Isabel Briggs-Myers had a unique name for ESTJs. She called them “the leaders of leaders,” or “superleaders.” Psychologist David Kiersey also stated that “It was no accident that World War II saw three of these ENTJs in command of our armed forces – George Marshall, Dwight Eisenhower, and Douglas MacArthur – each a genius in strategic mobilizing and marshalling of personnel and materiel toward world-wide aims.” ENTJs strive to be proficient leaders, whether they lead a business, cause, or a family. Communicating effectively and inspiring others with their vision and values is something that moves them. Start with Why helps them to achieve their goals by excelling at communication and inspiring others with their passion.
Find out more about Start with Why.
#10 – Fahrenheit 451
“There must be something in books, something we can’t imagine, to make a woman stay in a burning house; there must be something there. You don’t stay for nothing.”
Set in a bleak, dystopian future, Fahrenheit 451 tells the story of Guy Montag, a fireman. His job is destroy the most illegal thing anyone can own, the printed book. He not only destroys books, but the houses in which books are hidden. He never questions his actions or the destruction those actions inevitably cause. Each day he returns home to his wife and television and lives a routine but rather mundane life. It isn’t until he meets his eccentric young neighbor, Clarisse, that he starts to understand the enchantment and importance of the written word.
Gail, an ENTJ who emailed me said of this book, “It raises the question: Why? What is it about the written word that’s so important to us? It’s not so much that the books are empirically true and have all the answers. It’s that books make us ask the questions.”
Find out more about Fahrenheit 451
What Are Your Thoughts?
Did you enjoy this article? Are you going to explore any of these books or do you have other suggestions for fellow ENTJs? Let us know in the comments!

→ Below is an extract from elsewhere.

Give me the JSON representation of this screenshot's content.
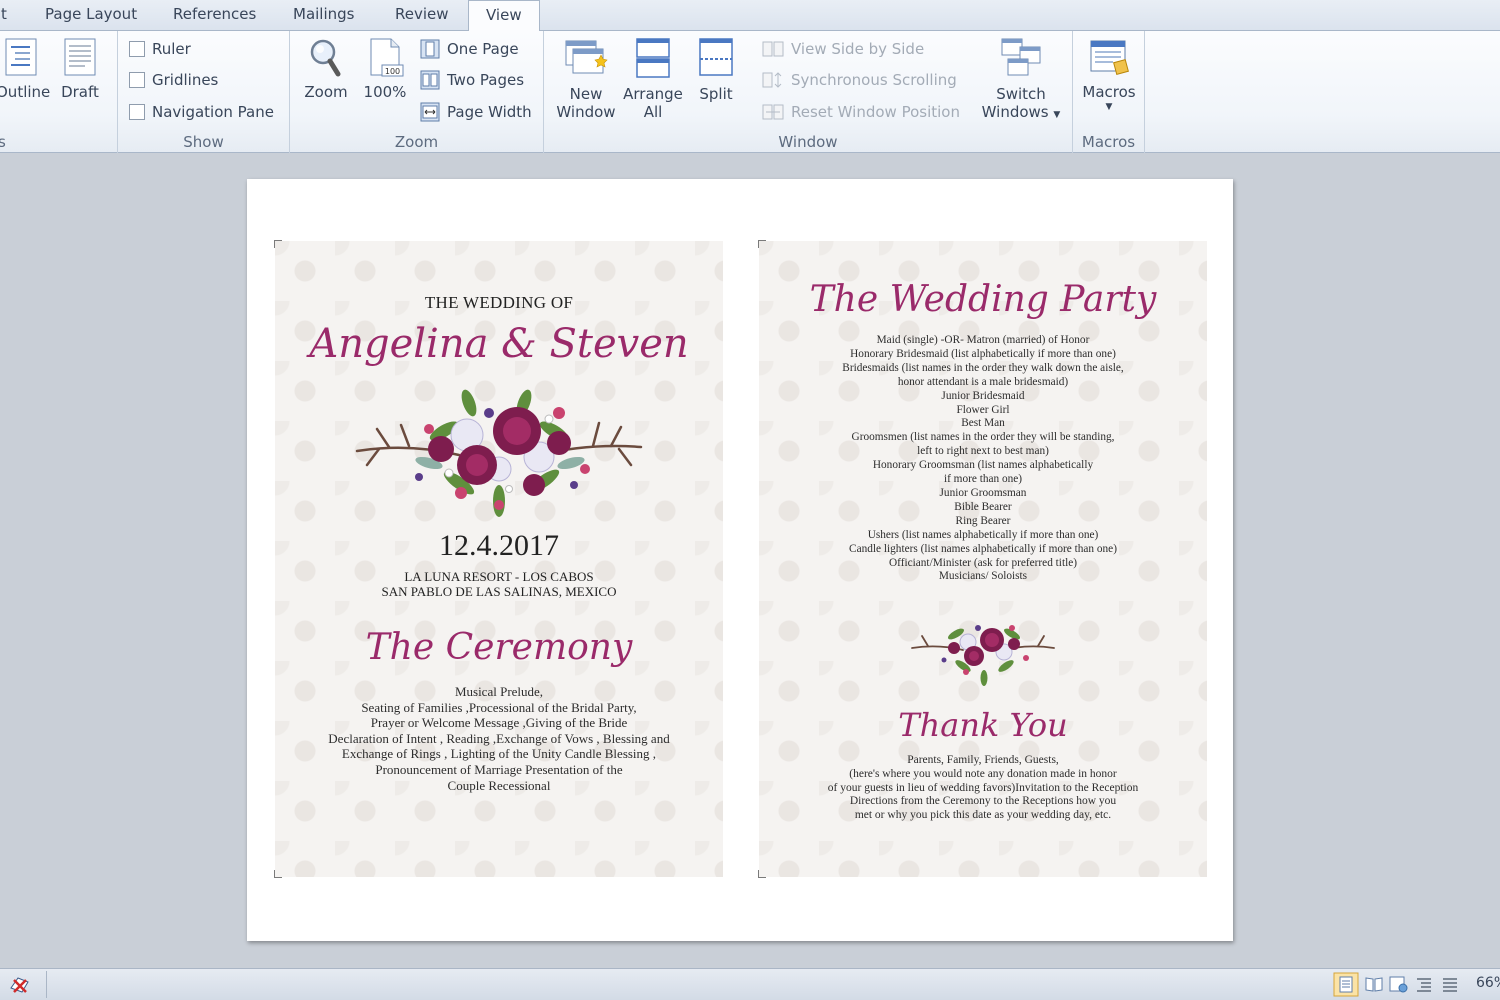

Find out more about your personality type in our eBooks, Discovering You: Unlocking the Power of Personality Type, The INFJ – Understanding the Mystic, The INTJ – Understanding the Strategist, and The INFP – Understanding the Dreamer. You can also connect with me via Facebook, Instagram, or Twitter!